**Task prompt:**
For the word "this", state how many lines below contain it. Give no other text.

---------- The input

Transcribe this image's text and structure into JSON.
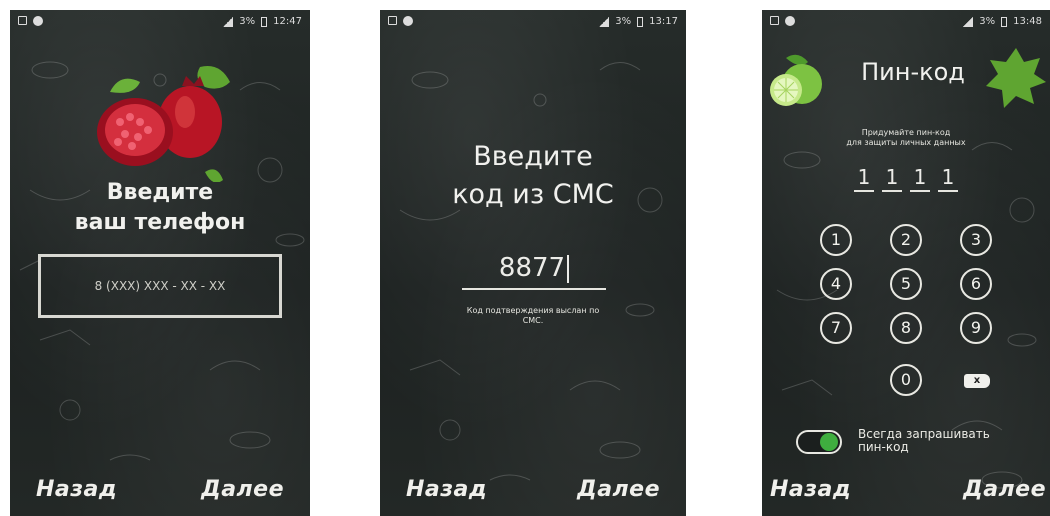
{
  "status_bar": {
    "screen1_time": "12:47",
    "screen2_time": "13:17",
    "screen3_time": "13:48",
    "battery": "3%"
  },
  "screen1": {
    "title_line1": "Введите",
    "title_line2": "ваш телефон",
    "phone_placeholder": "8 (XXX) XXX - XX - XX",
    "back": "Назад",
    "next": "Далее"
  },
  "screen2": {
    "title_line1": "Введите",
    "title_line2": "код из СМС",
    "code_value": "8877",
    "hint_line1": "Код подтверждения выслан по",
    "hint_line2": "СМС.",
    "back": "Назад",
    "next": "Далее"
  },
  "screen3": {
    "title": "Пин-код",
    "hint_line1": "Придумайте пин-код",
    "hint_line2": "для защиты личных данных",
    "pin_digits": [
      "1",
      "1",
      "1",
      "1"
    ],
    "keys": [
      "1",
      "2",
      "3",
      "4",
      "5",
      "6",
      "7",
      "8",
      "9",
      "0"
    ],
    "backspace_glyph": "x",
    "toggle_label_line1": "Всегда запрашивать",
    "toggle_label_line2": "пин-код",
    "toggle_on": true,
    "back": "Назад",
    "next": "Далее"
  },
  "colors": {
    "chalkboard": "#222826",
    "chalk_text": "#f0f0ec",
    "toggle_green": "#3fae3f",
    "leaf_green": "#5fa531",
    "pomegranate_red": "#c0182a"
  },
  "icons": {
    "fruit_screen1": "pomegranate-icon",
    "fruit_screen3": "lime-icon",
    "leaf": "grape-leaf-icon"
  }
}
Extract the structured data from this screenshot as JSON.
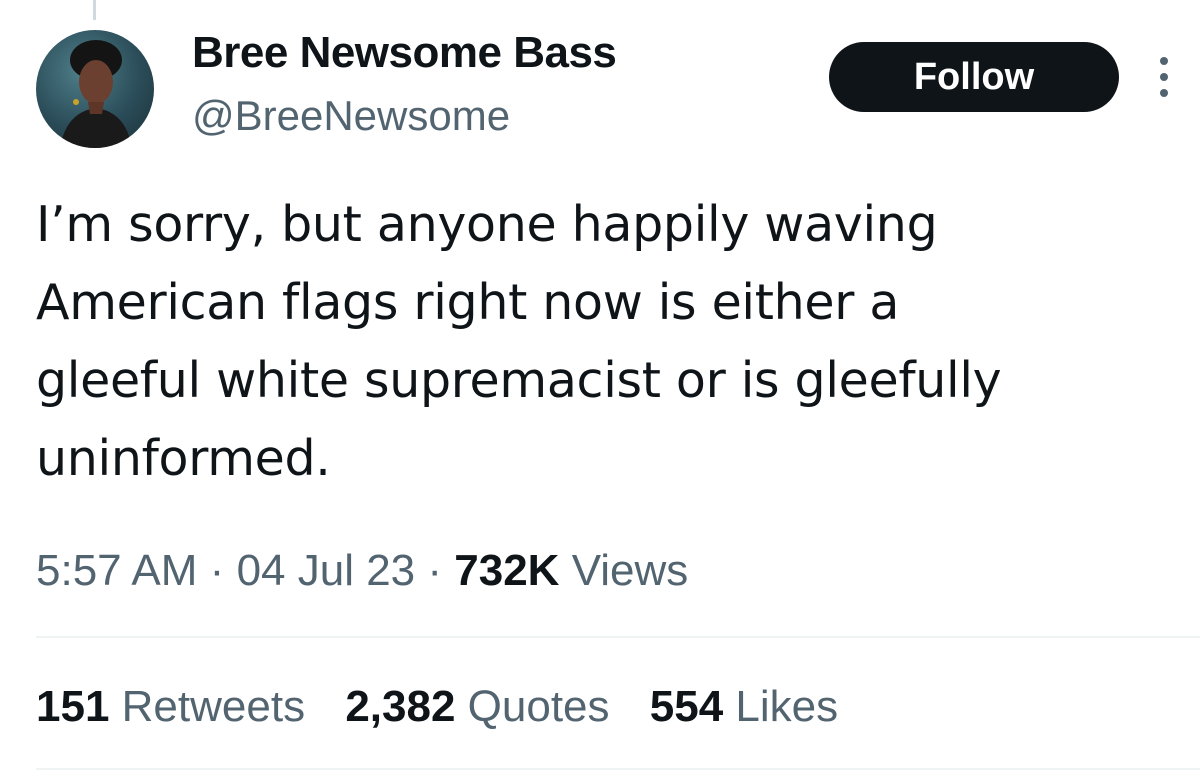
{
  "author": {
    "display_name": "Bree Newsome Bass",
    "handle": "@BreeNewsome"
  },
  "actions": {
    "follow_label": "Follow",
    "more_icon": "more-vertical-icon"
  },
  "tweet": {
    "text": "I’m sorry, but anyone happily waving\nAmerican flags right now is either a\ngleeful white supremacist or is gleefully\nuninformed.",
    "time": "5:57 AM",
    "separator": "·",
    "date": "04 Jul 23",
    "views_count": "732K",
    "views_label": "Views"
  },
  "stats": {
    "retweets_count": "151",
    "retweets_label": "Retweets",
    "quotes_count": "2,382",
    "quotes_label": "Quotes",
    "likes_count": "554",
    "likes_label": "Likes"
  },
  "colors": {
    "primary_text": "#0f1419",
    "secondary_text": "#536471",
    "follow_bg": "#0f1419",
    "divider": "#eff3f4"
  }
}
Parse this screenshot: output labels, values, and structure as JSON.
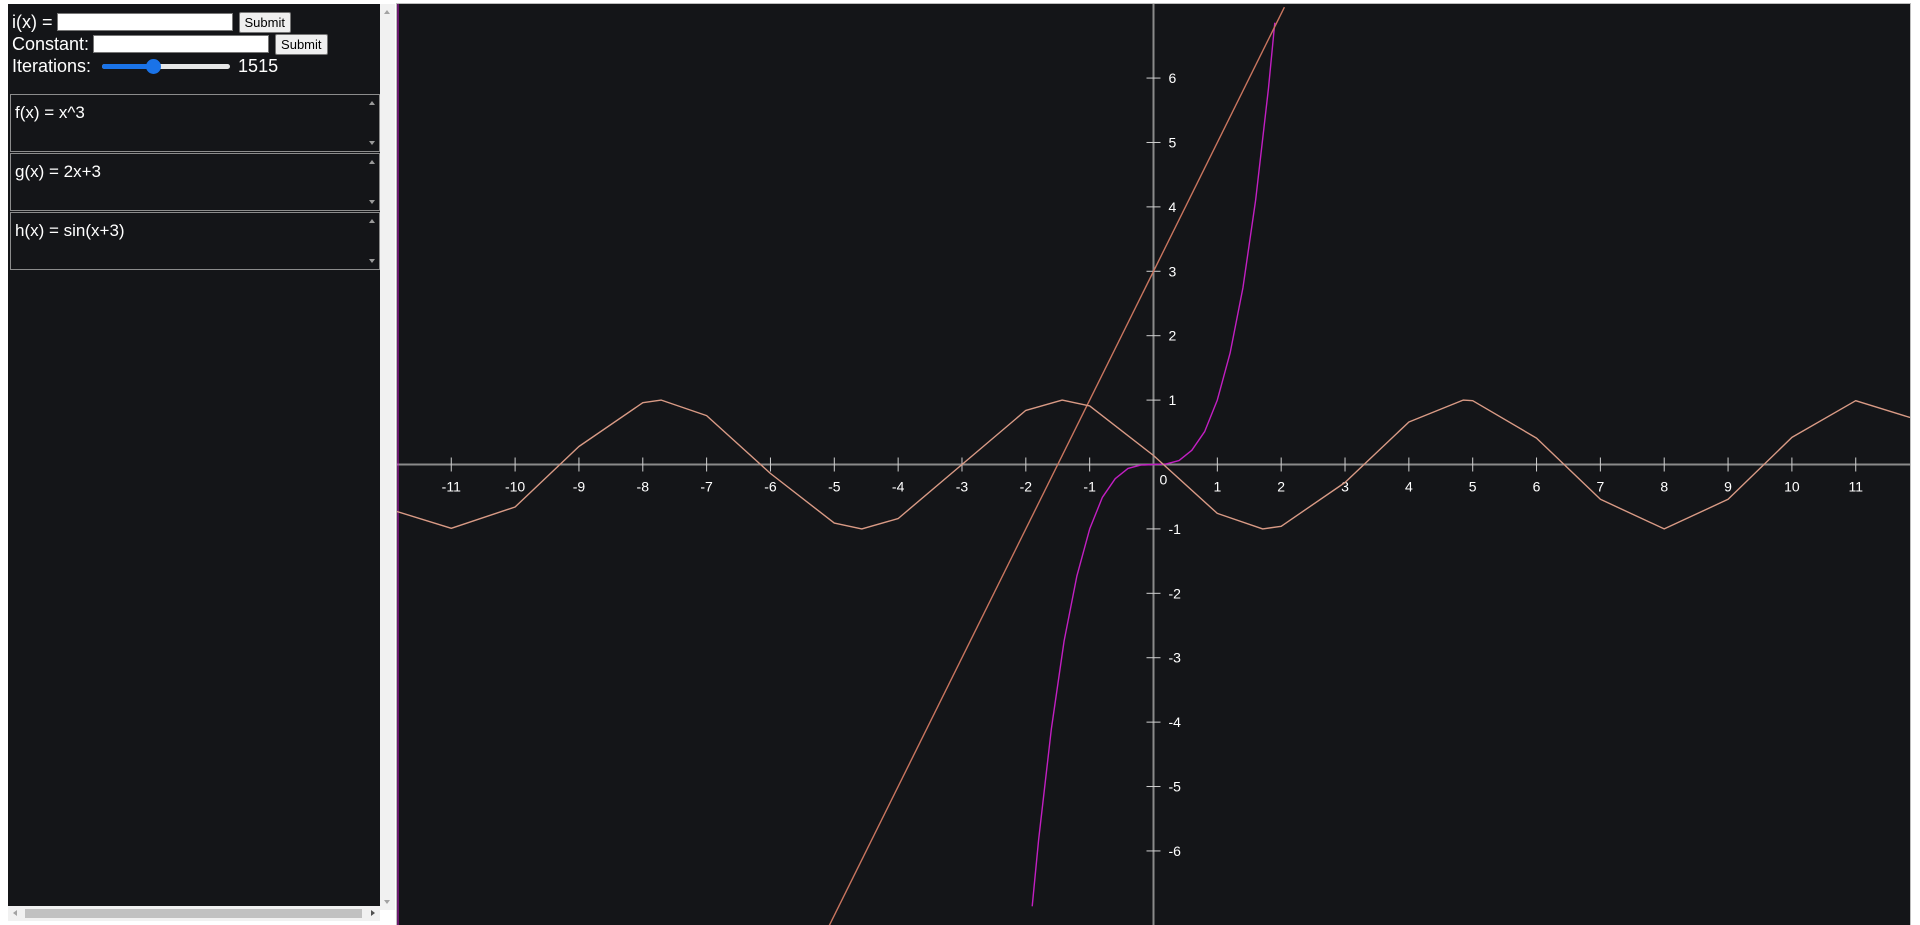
{
  "controls": {
    "i_label": "i(x) =",
    "i_value": "",
    "i_submit": "Submit",
    "constant_label": "Constant:",
    "constant_value": "",
    "constant_submit": "Submit",
    "iterations_label": "Iterations:",
    "iterations_value": "1515",
    "iterations_slider_fraction": 0.4
  },
  "functions": [
    {
      "text": "f(x) = x^3"
    },
    {
      "text": "g(x) = 2x+3"
    },
    {
      "text": "h(x) = sin(x+3)"
    }
  ],
  "chart_data": {
    "type": "line",
    "title": "",
    "xlabel": "",
    "ylabel": "",
    "xlim": [
      -11.85,
      11.85
    ],
    "ylim": [
      -7.15,
      7.15
    ],
    "grid": false,
    "legend": "none",
    "x_ticks": [
      -11,
      -10,
      -9,
      -8,
      -7,
      -6,
      -5,
      -4,
      -3,
      -2,
      -1,
      1,
      2,
      3,
      4,
      5,
      6,
      7,
      8,
      9,
      10,
      11
    ],
    "y_ticks": [
      -6,
      -5,
      -4,
      -3,
      -2,
      -1,
      1,
      2,
      3,
      4,
      5,
      6
    ],
    "origin_label": "0",
    "series": [
      {
        "expr": "x^3",
        "color": "#c21fc2",
        "x": [
          -1.9,
          -1.8,
          -1.6,
          -1.4,
          -1.2,
          -1.0,
          -0.8,
          -0.6,
          -0.4,
          -0.2,
          0,
          0.2,
          0.4,
          0.6,
          0.8,
          1.0,
          1.2,
          1.4,
          1.6,
          1.8,
          1.9
        ],
        "y": [
          -6.86,
          -5.83,
          -4.1,
          -2.74,
          -1.73,
          -1.0,
          -0.51,
          -0.22,
          -0.06,
          -0.01,
          0,
          0.01,
          0.06,
          0.22,
          0.51,
          1.0,
          1.73,
          2.74,
          4.1,
          5.83,
          6.86
        ]
      },
      {
        "expr": "2x+3",
        "color": "#c8755f",
        "x": [
          -5.15,
          2.05
        ],
        "y": [
          -7.3,
          7.1
        ]
      },
      {
        "expr": "sin(x+3)",
        "color": "#d99a85",
        "x": [
          -11.85,
          -11,
          -10,
          -9,
          -8,
          -7.71,
          -7,
          -6,
          -5,
          -4.57,
          -4,
          -3,
          -2,
          -1.43,
          -1,
          0,
          1,
          1.71,
          2,
          3,
          4,
          4.85,
          5,
          6,
          7,
          8,
          9,
          10,
          11,
          11.85
        ],
        "y": [
          -0.73,
          -0.99,
          -0.66,
          0.28,
          0.96,
          1.0,
          0.76,
          -0.14,
          -0.91,
          -1.0,
          -0.84,
          0.0,
          0.84,
          1.0,
          0.91,
          0.14,
          -0.76,
          -1.0,
          -0.96,
          -0.28,
          0.66,
          1.0,
          0.99,
          0.41,
          -0.54,
          -1.0,
          -0.54,
          0.42,
          0.99,
          0.73
        ]
      }
    ]
  }
}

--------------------

**Solution:**
3